Your instructions:
Count the lines below that contain the word "accent", and give only that number.

Provided data below:

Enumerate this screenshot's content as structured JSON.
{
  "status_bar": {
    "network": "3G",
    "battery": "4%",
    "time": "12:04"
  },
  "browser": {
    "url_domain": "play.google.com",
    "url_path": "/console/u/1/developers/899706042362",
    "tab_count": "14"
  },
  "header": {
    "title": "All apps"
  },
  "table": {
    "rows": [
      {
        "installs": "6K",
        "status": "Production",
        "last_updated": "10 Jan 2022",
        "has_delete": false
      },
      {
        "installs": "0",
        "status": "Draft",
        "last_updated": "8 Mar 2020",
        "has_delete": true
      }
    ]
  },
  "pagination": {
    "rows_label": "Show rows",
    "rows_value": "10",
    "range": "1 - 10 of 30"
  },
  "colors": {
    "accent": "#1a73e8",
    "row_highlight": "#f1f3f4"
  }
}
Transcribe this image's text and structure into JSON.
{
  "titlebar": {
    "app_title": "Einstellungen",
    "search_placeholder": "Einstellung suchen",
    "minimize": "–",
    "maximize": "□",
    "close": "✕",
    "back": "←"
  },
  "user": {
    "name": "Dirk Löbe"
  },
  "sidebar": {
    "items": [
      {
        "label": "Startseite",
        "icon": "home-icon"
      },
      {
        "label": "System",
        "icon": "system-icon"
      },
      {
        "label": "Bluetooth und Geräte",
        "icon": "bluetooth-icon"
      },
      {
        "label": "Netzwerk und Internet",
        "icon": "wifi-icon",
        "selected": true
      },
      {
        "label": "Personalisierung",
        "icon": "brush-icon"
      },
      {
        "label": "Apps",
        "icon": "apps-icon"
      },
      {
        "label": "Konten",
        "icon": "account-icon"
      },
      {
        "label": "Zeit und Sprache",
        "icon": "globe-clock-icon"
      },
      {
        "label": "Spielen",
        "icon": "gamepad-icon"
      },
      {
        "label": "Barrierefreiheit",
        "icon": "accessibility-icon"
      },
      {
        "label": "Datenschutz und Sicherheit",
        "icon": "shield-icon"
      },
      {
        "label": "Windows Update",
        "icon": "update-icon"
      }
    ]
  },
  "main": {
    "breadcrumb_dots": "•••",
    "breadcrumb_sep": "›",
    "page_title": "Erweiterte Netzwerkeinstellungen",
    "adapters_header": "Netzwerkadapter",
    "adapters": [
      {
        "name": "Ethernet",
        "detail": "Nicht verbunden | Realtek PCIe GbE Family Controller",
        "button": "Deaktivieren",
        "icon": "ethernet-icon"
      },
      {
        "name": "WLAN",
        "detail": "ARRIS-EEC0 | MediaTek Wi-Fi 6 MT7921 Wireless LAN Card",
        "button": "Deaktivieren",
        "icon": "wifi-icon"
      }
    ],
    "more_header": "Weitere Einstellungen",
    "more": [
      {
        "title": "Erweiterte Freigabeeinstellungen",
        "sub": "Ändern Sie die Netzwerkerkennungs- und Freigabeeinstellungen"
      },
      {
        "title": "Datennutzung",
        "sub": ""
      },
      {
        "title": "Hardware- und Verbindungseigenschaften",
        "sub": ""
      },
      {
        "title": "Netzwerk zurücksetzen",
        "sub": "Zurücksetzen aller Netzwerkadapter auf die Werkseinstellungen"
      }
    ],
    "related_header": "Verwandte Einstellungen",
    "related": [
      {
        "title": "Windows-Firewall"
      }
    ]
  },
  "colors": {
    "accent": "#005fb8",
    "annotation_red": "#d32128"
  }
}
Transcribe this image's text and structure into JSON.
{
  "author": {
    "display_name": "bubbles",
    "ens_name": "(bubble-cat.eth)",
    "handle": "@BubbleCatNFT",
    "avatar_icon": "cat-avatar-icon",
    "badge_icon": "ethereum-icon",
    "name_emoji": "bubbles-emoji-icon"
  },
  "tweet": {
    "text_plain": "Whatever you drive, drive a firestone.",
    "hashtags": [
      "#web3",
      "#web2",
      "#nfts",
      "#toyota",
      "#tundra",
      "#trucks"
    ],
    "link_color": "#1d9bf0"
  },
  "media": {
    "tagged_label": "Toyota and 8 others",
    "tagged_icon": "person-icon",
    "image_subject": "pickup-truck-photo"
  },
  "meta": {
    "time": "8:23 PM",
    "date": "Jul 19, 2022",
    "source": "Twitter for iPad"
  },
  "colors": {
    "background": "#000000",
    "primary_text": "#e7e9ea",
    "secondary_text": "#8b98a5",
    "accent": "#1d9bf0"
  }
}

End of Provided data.

Output for this exercise:
3